Russia’s war in Ukraine could ‘fundamentally change’ global economic, political order – IMF

MOSCOW: Russian prosecutors on Tuesday called on Kremlin critic Alexei Navalny to serve 13 years in prison on fresh fraud charges.
Navalny, President Vladimir Putin’s most outspoken domestic critic, went to prison last year after surviving a poisoning attack with a Novichok nerve agent he blamed on the Kremlin.
He now faces embezzlement and contempt of court charges and is being tried in a prison colony outside Moscow where he is already serving a 2.5-year sentence.
Russian news agencies quoted prosecutor Nadezhda Tikhonova as saying: “I request that Navalny be sentenced to 13 years, followed by two years of probation.”
The prosecutor asked Navalny to be sent to a “strict regime” penal colony, which would put him in more harsh conditions with repeat offenders.
The prosecutor also called for him to pay a fine of 1.2 million rubles ($10,600 or 9,500 euros).
“You can’t put everyone in jail. Even if you ask for 113 years, you will not scare me or others like me,” Navalny said in court, his team wrote on social media.
The judge will deliver the verdict on March 22.
It was not immediately clear whether the 13 years would include Navalny’s sentence that he is currently serving.

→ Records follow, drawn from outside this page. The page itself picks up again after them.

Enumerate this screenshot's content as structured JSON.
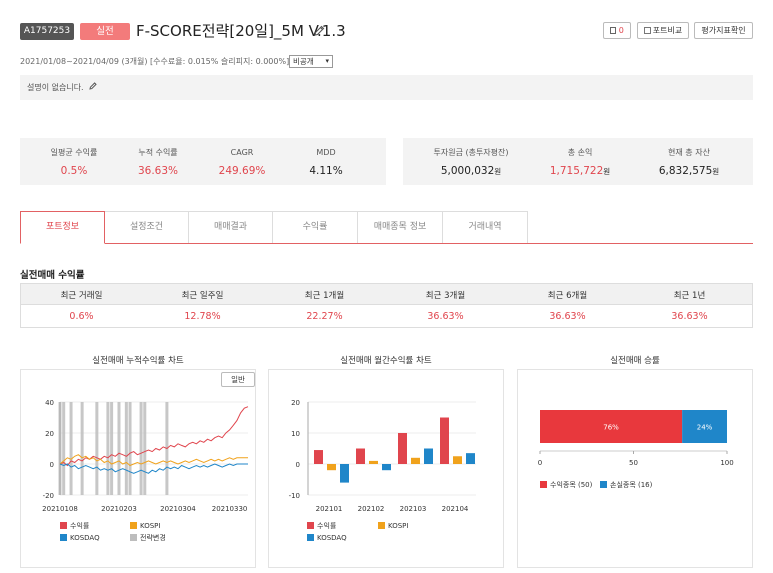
{
  "header": {
    "id": "A1757253",
    "type": "실전",
    "title": "F-SCORE전략[20일]_5M V.1.3",
    "like_count": "0",
    "compare_label": "포트비교",
    "eval_label": "평가지표확인",
    "meta": "2021/01/08~2021/04/09 (3개월) [수수료율: 0.015% 슬리피지: 0.000%]",
    "visibility": "비공개",
    "description": "설명이 없습니다."
  },
  "summary": {
    "left": [
      {
        "label": "일평균 수익률",
        "value": "0.5%"
      },
      {
        "label": "누적 수익률",
        "value": "36.63%"
      },
      {
        "label": "CAGR",
        "value": "249.69%"
      },
      {
        "label": "MDD",
        "value": "4.11%"
      }
    ],
    "right": [
      {
        "label": "투자원금 (총투자평잔)",
        "value": "5,000,032",
        "unit": "원"
      },
      {
        "label": "총 손익",
        "value": "1,715,722",
        "unit": "원"
      },
      {
        "label": "현재 총 자산",
        "value": "6,832,575",
        "unit": "원"
      }
    ]
  },
  "tabs": [
    "포트정보",
    "설정조건",
    "매매결과",
    "수익률",
    "매매종목 정보",
    "거래내역"
  ],
  "returns": {
    "title": "실전매매 수익률",
    "headers": [
      "최근 거래일",
      "최근 일주일",
      "최근 1개월",
      "최근 3개월",
      "최근 6개월",
      "최근 1년"
    ],
    "values": [
      "0.6%",
      "12.78%",
      "22.27%",
      "36.63%",
      "36.63%",
      "36.63%"
    ]
  },
  "colors": {
    "red": "#e0454d",
    "orange": "#f0a21c",
    "blue": "#1f86c9",
    "gray": "#bdbdbd"
  },
  "chart_data": [
    {
      "type": "line",
      "title": "실전매매 누적수익률 차트",
      "mode_button": "일반",
      "x_ticks": [
        "20210108",
        "20210203",
        "20210304",
        "20210330"
      ],
      "ylim": [
        -20,
        40
      ],
      "y_ticks": [
        "40",
        "20",
        "0",
        "-20"
      ],
      "series": [
        {
          "name": "수익률",
          "color": "#e0454d",
          "values": [
            0,
            1,
            -1,
            2,
            1,
            3,
            2,
            4,
            3,
            5,
            4,
            3,
            5,
            4,
            6,
            5,
            7,
            6,
            5,
            7,
            8,
            6,
            7,
            8,
            9,
            8,
            10,
            9,
            11,
            10,
            12,
            11,
            13,
            12,
            11,
            13,
            14,
            13,
            15,
            14,
            16,
            15,
            17,
            18,
            17,
            20,
            22,
            25,
            28,
            33,
            36,
            37
          ]
        },
        {
          "name": "KOSPI",
          "color": "#f0a21c",
          "values": [
            0,
            2,
            4,
            3,
            5,
            6,
            4,
            5,
            3,
            4,
            2,
            3,
            1,
            2,
            0,
            1,
            2,
            0,
            1,
            -1,
            0,
            1,
            0,
            1,
            2,
            1,
            0,
            1,
            2,
            1,
            2,
            1,
            0,
            1,
            2,
            1,
            2,
            3,
            2,
            1,
            2,
            3,
            2,
            3,
            2,
            3,
            4,
            3,
            4,
            4,
            4,
            4
          ]
        },
        {
          "name": "KOSDAQ",
          "color": "#1f86c9",
          "values": [
            0,
            -1,
            0,
            -2,
            -1,
            -3,
            -2,
            -1,
            -2,
            -3,
            -2,
            -4,
            -3,
            -4,
            -3,
            -5,
            -4,
            -3,
            -4,
            -5,
            -6,
            -5,
            -4,
            -5,
            -6,
            -4,
            -5,
            -3,
            -4,
            -2,
            -3,
            -2,
            -3,
            -1,
            -2,
            -3,
            -2,
            -1,
            -2,
            -1,
            -2,
            -1,
            0,
            -1,
            -2,
            -1,
            0,
            -1,
            0,
            0,
            0,
            0
          ]
        }
      ],
      "markers_label": "전략변경",
      "marker_positions": [
        0,
        1,
        3,
        6,
        10,
        13,
        14,
        16,
        18,
        19,
        22,
        23,
        29
      ]
    },
    {
      "type": "bar",
      "title": "실전매매 월간수익률 차트",
      "categories": [
        "202101",
        "202102",
        "202103",
        "202104"
      ],
      "ylim": [
        -10,
        20
      ],
      "y_ticks": [
        "20",
        "10",
        "0",
        "-10"
      ],
      "series": [
        {
          "name": "수익률",
          "color": "#e0454d",
          "values": [
            4.5,
            5,
            10,
            15
          ]
        },
        {
          "name": "KOSPI",
          "color": "#f0a21c",
          "values": [
            -2,
            1,
            2,
            2.5
          ]
        },
        {
          "name": "KOSDAQ",
          "color": "#1f86c9",
          "values": [
            -6,
            -2,
            5,
            3.5
          ]
        }
      ]
    },
    {
      "type": "bar",
      "title": "실전매매 승률",
      "x_ticks": [
        "0",
        "50",
        "100"
      ],
      "xlim": [
        0,
        100
      ],
      "series": [
        {
          "name": "수익종목 (50)",
          "color": "#e8383d",
          "value": 76,
          "label": "76%"
        },
        {
          "name": "손실종목 (16)",
          "color": "#1f86c9",
          "value": 24,
          "label": "24%"
        }
      ]
    }
  ]
}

Navalni spoke in court wearing his black prison uniform, which was watched by journalists via a video link.
The Mediajona news site reported that broadcasts were constantly being cut during his final speech.
In a statement later posted by supporters, Navalny said his speech focused on Russia’s military crackdown in Ukraine, calling it a “bloody cover-up for the failure of Putin’s regime”.
“Every person must act. In their own way, as they can, given the circumstances. But act, ”said Navalny.
In court, he referred to “wonderful woman” Marina Ovsiyannikova, who on Monday interrupted a state TV news broadcast holding an anti-war poster.
He told supporters that he was “completely fine” and was “only concerned about the fact that others are worrying about me.”
A prominent Navalny ally and former head of his now-banned regional offices, Leonid Volkov, said Russia is seeking Navalny’s life in prison.
“He was given a life sentence from the very beginning. As long as Putin is in the Kremlin,” Volkov said on Twitter.
Navalny’s spokeswoman Kira Yarmish said her sentence depends on “how long Putin has been in power.”

“Then we will do everything so that he does not remain in power for a long time,” said Yarmish.
Investigators accused Navalny of stealing several million dollars of personal use donations that were given to his political organizations.
Before being imprisoned, Navalny was Russia’s main opposition leader and his team often published investigations into the wealth of Russia’s elite, which were viewed millions of times on YouTube.
Navalny’s 2020 poisoning with Novichok, a military-grade nerve agent, and his arrest on his return from rehabilitation in Germany last year sparked widespread condemnation abroad as well as sanctions from western capitals.
Following his arrest, Navalny’s political organizations across the country were declared “extremist” and closed, while several prominent aides fled Russia for fear of prosecution.
Russia, along with several declared foreign agents, has increased pressure on independent media and NGOs or closed for fear of prosecution.
Russia has passed a new law punishing up to 15 years in prison for “fake news” about its military operation in Ukraine.
In an effort to further control the information available to its domestic audience, Russia this month restricted access to Twitter, Facebook and Instagram, and blocked the websites of several independent news outlets.
On Instagram, Navalny condemned the conflict and called on his supporters to protest, despite the high likelihood of fines and arrest.
According to the independent monitor OVD-Info, over the past two weeks, about 15,000 people have been detained in demonstrations in Ukraine across Russia.